Search and rescue members, (not just the horses) need time together on trail rides. Time together on the trails allows the search and rescue volunteers the opportunity to see how their fellow members handle situations with their horse. If asked to pair off with someone and ride a given area, the last thing we want to find is our team member on the ground because their horse acted up. If so, the unit is out of commission with a downed rider and most likely other units will be called away from the search to attend to the hurt volunteer.

Before heading off for a MSAR, we like to know the abilities, skills, nerves, and readiness of the people in the unit.  For instance, is the co-volunteer going to have his own water? Has he been “turned around” (lost) in the woods himself? Does he understand he might be leading his horse back to the trailer with some unexpected injury? Has he trail ridden enough to know that water for his horse isn’t always available? We’ve seen MSAR’s where water wasn’t there for the horses. It’s definitely not the preferred way to treat working horses in the hot sun. Trail riding is about as close to “search and rescue” as any activity you can engage using a horse to simulate and teach what will likely be encountered.

If you intend to participate in a MSAR group, make sure your team is familiar and ready for the task at hand. Not simply communications training and operational skills, but the challenges that come with riding in the brush for a couple of days at a time.


Horses Need a Purpose

July 2, 2012
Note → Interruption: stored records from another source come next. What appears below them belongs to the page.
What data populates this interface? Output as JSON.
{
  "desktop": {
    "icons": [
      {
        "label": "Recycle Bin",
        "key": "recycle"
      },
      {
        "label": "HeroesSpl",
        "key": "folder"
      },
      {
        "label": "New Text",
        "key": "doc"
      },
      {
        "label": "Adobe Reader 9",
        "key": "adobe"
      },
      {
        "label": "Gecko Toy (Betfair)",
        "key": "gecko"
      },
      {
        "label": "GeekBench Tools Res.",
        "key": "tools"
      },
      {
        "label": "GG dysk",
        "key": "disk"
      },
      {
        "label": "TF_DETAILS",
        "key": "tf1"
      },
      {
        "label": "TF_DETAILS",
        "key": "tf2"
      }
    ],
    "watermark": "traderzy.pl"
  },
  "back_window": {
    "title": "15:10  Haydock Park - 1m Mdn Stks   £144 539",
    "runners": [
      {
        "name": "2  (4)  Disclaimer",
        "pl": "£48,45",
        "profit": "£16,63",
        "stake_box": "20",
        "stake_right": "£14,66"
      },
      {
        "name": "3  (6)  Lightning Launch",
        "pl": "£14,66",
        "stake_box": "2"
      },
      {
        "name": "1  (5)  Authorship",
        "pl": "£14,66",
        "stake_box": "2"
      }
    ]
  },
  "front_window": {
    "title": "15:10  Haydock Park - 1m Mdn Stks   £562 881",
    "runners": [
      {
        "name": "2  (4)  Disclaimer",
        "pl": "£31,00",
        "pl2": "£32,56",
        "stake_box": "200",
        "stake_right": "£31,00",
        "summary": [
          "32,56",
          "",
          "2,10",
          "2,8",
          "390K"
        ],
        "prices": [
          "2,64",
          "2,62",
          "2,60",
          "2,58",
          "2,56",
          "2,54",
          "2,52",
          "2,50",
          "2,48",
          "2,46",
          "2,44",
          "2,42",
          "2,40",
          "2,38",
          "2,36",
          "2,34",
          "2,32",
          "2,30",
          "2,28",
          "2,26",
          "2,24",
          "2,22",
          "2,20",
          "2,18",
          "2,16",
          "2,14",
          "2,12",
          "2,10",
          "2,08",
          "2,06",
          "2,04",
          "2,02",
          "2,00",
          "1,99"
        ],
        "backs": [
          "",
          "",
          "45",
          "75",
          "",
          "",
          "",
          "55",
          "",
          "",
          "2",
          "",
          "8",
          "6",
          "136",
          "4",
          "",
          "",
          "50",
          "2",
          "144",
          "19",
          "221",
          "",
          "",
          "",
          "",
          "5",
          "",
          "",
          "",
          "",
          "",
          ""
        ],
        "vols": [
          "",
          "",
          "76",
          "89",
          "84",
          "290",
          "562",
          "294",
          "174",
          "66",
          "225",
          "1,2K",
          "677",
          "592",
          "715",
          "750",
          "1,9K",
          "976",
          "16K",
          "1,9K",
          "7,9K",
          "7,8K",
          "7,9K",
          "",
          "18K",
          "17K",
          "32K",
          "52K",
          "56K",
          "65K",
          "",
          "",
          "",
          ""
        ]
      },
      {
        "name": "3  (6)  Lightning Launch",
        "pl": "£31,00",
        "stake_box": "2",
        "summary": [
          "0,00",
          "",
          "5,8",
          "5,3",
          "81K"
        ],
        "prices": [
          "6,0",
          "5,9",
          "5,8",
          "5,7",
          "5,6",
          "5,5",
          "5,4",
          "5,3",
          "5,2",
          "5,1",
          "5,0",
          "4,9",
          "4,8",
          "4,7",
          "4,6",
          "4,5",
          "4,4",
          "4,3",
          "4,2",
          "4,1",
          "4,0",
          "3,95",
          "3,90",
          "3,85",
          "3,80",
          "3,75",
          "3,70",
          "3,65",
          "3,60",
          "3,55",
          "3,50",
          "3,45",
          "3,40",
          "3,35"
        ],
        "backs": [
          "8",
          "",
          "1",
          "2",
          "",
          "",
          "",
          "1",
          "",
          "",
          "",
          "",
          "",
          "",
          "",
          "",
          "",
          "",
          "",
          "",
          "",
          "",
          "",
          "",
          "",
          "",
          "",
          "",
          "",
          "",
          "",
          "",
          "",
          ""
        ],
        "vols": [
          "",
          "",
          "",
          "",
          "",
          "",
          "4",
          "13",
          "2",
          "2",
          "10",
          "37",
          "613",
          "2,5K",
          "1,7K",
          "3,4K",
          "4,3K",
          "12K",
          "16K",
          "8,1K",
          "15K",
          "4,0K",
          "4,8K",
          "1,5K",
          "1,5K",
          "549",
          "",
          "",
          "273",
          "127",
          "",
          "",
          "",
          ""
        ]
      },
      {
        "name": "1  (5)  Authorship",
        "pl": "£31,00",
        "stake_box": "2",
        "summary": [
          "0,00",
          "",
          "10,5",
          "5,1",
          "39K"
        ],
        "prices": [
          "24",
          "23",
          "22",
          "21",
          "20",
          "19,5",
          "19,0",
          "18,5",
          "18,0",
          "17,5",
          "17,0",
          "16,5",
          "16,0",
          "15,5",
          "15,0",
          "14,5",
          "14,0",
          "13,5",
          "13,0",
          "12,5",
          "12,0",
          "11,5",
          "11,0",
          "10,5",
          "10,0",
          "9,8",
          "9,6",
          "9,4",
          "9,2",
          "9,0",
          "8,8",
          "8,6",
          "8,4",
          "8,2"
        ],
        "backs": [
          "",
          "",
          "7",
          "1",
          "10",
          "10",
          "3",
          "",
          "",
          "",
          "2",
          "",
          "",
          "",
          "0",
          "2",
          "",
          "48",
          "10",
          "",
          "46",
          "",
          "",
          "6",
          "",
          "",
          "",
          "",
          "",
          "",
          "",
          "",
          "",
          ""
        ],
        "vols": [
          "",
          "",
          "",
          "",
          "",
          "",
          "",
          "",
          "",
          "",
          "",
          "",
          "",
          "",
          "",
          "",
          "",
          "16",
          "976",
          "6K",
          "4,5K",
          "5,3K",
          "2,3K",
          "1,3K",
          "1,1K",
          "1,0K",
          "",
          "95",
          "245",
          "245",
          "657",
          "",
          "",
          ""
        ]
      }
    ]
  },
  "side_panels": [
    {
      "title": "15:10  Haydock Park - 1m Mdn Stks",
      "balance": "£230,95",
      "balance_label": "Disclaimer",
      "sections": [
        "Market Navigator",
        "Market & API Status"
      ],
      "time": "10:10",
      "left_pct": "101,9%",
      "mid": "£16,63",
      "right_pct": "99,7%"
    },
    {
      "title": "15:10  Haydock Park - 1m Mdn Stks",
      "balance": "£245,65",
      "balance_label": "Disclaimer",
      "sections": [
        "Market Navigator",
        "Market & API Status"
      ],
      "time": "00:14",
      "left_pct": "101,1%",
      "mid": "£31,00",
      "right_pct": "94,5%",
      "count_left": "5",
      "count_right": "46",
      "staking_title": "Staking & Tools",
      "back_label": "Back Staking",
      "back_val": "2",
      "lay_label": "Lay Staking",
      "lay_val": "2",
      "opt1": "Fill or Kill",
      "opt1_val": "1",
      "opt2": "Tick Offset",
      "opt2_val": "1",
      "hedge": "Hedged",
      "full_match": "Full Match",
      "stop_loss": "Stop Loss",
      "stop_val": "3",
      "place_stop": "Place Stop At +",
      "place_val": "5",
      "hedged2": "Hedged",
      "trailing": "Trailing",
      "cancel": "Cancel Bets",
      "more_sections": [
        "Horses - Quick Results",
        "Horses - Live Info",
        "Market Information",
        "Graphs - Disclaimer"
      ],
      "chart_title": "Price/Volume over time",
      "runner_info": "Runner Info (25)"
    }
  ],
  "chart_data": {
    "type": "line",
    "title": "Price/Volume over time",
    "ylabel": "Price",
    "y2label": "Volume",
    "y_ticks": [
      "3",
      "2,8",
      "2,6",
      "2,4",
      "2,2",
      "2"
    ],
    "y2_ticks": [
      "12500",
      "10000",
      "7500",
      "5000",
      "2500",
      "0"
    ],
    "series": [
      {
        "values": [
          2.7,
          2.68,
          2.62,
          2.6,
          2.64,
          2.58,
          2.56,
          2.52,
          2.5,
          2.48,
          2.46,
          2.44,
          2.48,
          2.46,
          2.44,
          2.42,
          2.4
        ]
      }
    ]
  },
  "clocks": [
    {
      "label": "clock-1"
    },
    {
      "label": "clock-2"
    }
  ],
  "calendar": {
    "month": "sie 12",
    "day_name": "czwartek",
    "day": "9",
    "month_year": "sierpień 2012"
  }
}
Have you ever noticed how a couple months of doing nothin’ can really mess up a horse’s attitude? While a well-trained horse should really be able to be left unworked for a quite a while without changing, almost every horse, whether they act like it or not, will be much happier when they have something to do. For example, we have a couple of “retired” trail horses that treated us well for many years until they couldn’t do the job anymore. Now all they do is stand in the paddock, eating and drinking. We felt kinda sorry for them the other day and decided to take them for a trip. Even though they can no longer be ridden, they did just fine being lead. They were thrilled to be “back on the trail” instead of being left at home.